Leibniz’s main contribution to the problem of evil and theodicy is the notion that the world we live in is the best possible world. Leibniz doesn’t derive the notion that the world we live in is the best possible from observation and reflection on the nature of the world; for him such an endeavour would be impossible for mere mortals limited in space, time, intelligence and insight. Rather, Leibniz’s belief that this is the best possible world flows from his belief that the creator is omnipotent and perfectly good.
One common criticism of Leibniz is that his theodicy leaves us without hope. If this is the best possible world then there is, so the argument goes, no hope of improvement. Arthur Lovejoy puts it: “It was possible to hope that in the fullness of time the Devil might be put under foot, and believers in revealed religion were assured that he would be; but logical necessities are eternal, and the evils which arise from them must therefore be perpetual.” Since we live in the best possible world, and this world unavoidably contains evils, then there is no hope of those evils being defeated. If they are defeated then that would be a better world.
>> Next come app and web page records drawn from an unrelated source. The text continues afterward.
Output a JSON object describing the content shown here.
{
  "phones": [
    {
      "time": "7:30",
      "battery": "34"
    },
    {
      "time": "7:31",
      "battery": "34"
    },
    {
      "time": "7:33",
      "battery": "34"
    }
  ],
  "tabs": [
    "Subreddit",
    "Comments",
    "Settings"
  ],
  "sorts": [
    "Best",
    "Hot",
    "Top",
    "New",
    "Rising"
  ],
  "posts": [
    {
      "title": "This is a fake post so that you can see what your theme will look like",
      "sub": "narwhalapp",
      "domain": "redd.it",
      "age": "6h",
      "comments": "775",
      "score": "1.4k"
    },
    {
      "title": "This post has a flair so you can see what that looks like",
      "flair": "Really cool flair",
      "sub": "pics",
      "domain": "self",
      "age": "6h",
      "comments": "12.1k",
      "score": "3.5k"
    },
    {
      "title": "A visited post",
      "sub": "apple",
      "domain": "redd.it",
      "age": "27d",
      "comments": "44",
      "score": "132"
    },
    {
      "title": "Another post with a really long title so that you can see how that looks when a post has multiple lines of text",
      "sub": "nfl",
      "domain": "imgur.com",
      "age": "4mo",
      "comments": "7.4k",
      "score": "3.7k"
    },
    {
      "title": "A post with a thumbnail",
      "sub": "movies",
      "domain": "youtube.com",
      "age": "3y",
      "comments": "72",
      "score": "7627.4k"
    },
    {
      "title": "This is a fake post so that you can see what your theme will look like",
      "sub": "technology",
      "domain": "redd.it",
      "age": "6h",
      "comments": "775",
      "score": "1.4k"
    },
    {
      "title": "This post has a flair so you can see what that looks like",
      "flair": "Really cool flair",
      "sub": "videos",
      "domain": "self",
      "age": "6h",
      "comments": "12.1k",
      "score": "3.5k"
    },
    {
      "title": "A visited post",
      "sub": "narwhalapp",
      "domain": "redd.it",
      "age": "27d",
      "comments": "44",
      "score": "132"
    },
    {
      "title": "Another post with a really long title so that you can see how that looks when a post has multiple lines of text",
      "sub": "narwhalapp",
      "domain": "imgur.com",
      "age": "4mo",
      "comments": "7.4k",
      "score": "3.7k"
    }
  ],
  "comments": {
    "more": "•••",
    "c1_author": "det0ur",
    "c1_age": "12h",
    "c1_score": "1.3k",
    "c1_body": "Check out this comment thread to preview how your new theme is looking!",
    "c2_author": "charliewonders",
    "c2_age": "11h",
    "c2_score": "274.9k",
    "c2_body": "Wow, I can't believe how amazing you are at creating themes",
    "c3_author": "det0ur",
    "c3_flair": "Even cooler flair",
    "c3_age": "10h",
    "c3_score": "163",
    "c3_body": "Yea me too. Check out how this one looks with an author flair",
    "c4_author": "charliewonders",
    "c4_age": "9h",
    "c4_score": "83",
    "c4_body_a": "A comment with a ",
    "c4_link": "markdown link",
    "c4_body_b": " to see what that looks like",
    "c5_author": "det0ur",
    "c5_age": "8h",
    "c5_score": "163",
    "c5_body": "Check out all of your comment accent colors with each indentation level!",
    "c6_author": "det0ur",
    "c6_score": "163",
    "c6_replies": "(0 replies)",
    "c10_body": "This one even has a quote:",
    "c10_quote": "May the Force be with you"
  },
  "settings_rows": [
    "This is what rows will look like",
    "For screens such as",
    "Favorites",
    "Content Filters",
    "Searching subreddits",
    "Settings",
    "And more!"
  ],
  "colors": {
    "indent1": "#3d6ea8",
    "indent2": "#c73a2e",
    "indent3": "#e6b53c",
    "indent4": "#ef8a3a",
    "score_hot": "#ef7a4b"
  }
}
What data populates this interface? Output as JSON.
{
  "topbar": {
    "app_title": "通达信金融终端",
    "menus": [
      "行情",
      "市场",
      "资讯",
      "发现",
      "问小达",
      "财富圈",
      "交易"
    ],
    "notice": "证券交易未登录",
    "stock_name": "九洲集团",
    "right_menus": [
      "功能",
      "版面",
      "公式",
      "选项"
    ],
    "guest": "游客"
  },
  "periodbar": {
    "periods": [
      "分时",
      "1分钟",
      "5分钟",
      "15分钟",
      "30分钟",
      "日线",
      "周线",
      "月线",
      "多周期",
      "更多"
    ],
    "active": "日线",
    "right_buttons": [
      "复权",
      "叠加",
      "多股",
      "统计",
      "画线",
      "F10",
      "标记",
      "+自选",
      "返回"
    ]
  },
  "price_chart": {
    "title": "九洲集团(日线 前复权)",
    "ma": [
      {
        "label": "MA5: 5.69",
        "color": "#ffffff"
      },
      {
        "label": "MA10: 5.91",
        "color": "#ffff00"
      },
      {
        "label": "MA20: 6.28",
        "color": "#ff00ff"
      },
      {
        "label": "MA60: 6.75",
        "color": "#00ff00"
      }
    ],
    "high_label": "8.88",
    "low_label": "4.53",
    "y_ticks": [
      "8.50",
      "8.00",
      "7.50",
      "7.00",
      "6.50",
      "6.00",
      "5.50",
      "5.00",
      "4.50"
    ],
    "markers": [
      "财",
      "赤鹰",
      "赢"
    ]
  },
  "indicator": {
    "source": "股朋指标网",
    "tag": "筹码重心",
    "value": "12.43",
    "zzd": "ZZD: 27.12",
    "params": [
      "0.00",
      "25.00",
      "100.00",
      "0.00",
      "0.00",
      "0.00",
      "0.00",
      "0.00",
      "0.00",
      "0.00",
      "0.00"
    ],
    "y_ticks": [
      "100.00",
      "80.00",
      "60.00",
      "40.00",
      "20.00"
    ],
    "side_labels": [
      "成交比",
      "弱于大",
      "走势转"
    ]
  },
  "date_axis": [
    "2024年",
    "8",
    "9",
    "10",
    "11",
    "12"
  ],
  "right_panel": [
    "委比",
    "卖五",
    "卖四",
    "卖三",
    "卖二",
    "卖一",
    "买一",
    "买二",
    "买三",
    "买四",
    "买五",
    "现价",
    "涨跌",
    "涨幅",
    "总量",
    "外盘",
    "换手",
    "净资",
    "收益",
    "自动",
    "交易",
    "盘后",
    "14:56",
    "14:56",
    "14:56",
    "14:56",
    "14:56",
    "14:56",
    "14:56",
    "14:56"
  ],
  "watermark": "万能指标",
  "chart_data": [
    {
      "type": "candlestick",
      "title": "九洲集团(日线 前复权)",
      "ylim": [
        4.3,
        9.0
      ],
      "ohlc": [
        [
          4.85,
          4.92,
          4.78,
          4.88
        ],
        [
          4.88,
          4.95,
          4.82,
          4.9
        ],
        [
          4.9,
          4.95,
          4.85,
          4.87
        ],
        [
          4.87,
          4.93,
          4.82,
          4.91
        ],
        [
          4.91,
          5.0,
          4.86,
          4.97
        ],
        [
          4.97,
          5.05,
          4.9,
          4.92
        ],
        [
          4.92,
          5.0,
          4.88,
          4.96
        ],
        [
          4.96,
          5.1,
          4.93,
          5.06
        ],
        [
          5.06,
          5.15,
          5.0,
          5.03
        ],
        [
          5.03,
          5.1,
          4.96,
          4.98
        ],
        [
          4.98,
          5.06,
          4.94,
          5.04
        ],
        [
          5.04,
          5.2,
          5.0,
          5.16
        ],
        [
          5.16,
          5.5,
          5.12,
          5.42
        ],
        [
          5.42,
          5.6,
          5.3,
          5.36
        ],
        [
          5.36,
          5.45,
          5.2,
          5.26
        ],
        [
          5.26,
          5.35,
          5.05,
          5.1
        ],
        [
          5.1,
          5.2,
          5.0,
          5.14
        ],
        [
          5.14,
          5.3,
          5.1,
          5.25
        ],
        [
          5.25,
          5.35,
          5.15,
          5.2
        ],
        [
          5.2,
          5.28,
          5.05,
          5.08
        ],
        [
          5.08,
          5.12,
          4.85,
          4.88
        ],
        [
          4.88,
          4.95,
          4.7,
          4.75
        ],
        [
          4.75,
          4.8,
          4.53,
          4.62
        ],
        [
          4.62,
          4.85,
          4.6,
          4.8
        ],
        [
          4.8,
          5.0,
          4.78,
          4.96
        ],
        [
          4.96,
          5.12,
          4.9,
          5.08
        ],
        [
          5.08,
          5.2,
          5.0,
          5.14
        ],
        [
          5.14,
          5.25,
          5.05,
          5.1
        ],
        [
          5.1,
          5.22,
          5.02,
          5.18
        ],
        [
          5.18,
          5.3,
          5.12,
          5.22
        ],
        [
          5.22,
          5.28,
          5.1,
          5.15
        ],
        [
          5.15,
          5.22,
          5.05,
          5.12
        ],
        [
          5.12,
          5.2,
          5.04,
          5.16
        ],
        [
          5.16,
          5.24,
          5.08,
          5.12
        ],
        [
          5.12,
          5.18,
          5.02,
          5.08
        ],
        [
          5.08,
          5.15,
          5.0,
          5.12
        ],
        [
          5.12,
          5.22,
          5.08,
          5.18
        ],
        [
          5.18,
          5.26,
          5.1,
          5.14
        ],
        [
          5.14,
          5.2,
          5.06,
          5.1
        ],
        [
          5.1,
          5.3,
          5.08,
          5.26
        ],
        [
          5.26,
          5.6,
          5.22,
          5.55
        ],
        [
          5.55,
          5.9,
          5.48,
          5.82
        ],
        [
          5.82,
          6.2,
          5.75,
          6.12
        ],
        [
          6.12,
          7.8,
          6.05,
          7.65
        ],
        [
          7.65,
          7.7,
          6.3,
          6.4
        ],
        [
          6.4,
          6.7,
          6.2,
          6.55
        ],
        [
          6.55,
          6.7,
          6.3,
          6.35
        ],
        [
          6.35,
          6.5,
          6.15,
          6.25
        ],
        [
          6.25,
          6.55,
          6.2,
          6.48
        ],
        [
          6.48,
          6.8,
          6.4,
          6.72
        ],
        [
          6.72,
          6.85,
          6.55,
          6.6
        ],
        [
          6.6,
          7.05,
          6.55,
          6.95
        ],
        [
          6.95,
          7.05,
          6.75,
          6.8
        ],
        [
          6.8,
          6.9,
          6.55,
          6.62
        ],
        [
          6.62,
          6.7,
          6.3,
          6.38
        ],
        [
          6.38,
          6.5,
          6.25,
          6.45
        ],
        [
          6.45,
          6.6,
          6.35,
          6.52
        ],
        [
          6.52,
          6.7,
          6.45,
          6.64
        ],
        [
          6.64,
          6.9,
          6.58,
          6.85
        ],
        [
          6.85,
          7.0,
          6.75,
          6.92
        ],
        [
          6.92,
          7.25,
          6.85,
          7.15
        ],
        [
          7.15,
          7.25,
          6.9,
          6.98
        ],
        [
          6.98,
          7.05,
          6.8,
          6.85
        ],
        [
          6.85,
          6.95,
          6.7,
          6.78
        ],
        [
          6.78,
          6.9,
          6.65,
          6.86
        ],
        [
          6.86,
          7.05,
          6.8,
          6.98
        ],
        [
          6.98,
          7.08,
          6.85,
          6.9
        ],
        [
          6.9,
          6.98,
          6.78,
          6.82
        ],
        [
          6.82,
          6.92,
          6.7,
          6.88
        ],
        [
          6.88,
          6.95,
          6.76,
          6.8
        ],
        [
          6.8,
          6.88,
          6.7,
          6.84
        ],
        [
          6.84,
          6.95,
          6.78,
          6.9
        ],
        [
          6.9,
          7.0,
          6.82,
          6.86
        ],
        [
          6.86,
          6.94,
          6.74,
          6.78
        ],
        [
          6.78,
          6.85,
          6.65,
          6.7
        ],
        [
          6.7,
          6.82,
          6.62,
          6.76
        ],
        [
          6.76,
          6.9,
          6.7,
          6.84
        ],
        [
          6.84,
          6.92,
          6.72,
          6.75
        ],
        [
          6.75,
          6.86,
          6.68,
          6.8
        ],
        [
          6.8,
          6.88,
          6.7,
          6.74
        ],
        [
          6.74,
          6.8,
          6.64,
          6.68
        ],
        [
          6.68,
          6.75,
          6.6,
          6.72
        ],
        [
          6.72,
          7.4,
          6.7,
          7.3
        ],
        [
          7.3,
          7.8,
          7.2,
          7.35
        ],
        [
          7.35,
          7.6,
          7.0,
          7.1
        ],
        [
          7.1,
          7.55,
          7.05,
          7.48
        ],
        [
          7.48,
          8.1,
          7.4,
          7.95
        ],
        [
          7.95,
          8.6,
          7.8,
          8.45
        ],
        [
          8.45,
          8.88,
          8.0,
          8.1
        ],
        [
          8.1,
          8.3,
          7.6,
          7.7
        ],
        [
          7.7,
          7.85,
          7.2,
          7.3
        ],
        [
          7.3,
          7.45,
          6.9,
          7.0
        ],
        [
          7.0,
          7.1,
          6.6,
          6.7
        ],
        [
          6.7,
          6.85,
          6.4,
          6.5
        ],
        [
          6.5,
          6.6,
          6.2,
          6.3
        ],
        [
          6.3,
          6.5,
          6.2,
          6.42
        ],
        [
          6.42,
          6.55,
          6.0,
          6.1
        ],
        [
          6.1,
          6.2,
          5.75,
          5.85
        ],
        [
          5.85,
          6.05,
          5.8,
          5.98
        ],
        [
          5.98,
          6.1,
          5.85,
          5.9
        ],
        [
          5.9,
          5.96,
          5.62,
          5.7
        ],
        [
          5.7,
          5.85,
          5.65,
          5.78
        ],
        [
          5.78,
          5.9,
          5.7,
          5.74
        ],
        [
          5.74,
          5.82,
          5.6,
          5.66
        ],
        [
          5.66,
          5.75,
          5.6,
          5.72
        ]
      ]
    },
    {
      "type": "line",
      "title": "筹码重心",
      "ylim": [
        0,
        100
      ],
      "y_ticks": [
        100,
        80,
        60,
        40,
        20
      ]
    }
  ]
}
Critics such as Lovejoy assume that if this is the best possible world then it cannot be improved. This assumption certainly appears, at least prima facie, to be reasonable. However, on closer examination it’s false and represents an unduly wooden interpretation of Leibniz.
Let W1 stand for our world. Further, let W1a stand for our world in 2014 and W1b stand for our world at some later time, say, 2064. For the sake of argument let’s suppose that by 2064 we have solved world hunger, ended wars, and drastically reduced criminality. Now, undoubtedly W1b represents a better state of affairs, all other things being equal, than W1a. Does not this refute Leibniz? Hardly! All it shows is failure to understand Leibniz. According to Leibniz, when God entertained all possible worlds as ideas in His mind, with a view to bringing the best into existence, he knew each world completely: past, present and, crucially, future. So, whilst W1b represents an improvement on W1a it is still the same world we are thinking about: W1.
By way of illustration imagine going to the theatre to see the best possible play. Perhaps scene one is incredibly boring, even confusing; maybe it’s horrendously sad, maddening, and altogether unpleasant. Should I despair? Should I lose hope that because this is the best possible play that it cannot get any better? Of course not! These early scenes might be laying an important foundation which contributes to the play’s being the best possible. Later scenes may well cast these earlier ones in a drastically different light. When we judge a play we judge it as a whole – beginning to end.
Those who argue a’ la Lovejoy treat the world statically – like a picture rather than a drama. In contrast to a drama a picture exists all at once, such that there can never be any improvement. The picture is as good as it’s ever going to be. However, this view totally ignores the time dimension to existence. Lovejoy mistakenly equates “best possible world” with some state of affairs at some particular time within that world.
There is therefore no reason whatsoever why, on Leibniz’s view, the world today can’t be a better place than it was yesterday. When we say “best possible world” we are referring to the entire state of affairs: past, present and future. Moreover, some evils might be necessary in the early stages of this world but that does not mean, contra Lovejoy, that they will be perpetual. It’s perfectly plausible and consistent with Leibniz’s theodicy to suggest that perhaps part of the reason why this world is the BPW is precisely because evil is not going to last forever; and of course Christianity does indeed envisage a future in which this becomes a reality.
And thus the criticism of Lovejoy fails. Once we allow for this the dynamic view of the world there is no reason at all why the best possible world could not be such that the state of affairs at time t2could indeed be better than it was at t1.
Stephen J Graham
For further details on Leibniz’s theodicy see my much longer essay: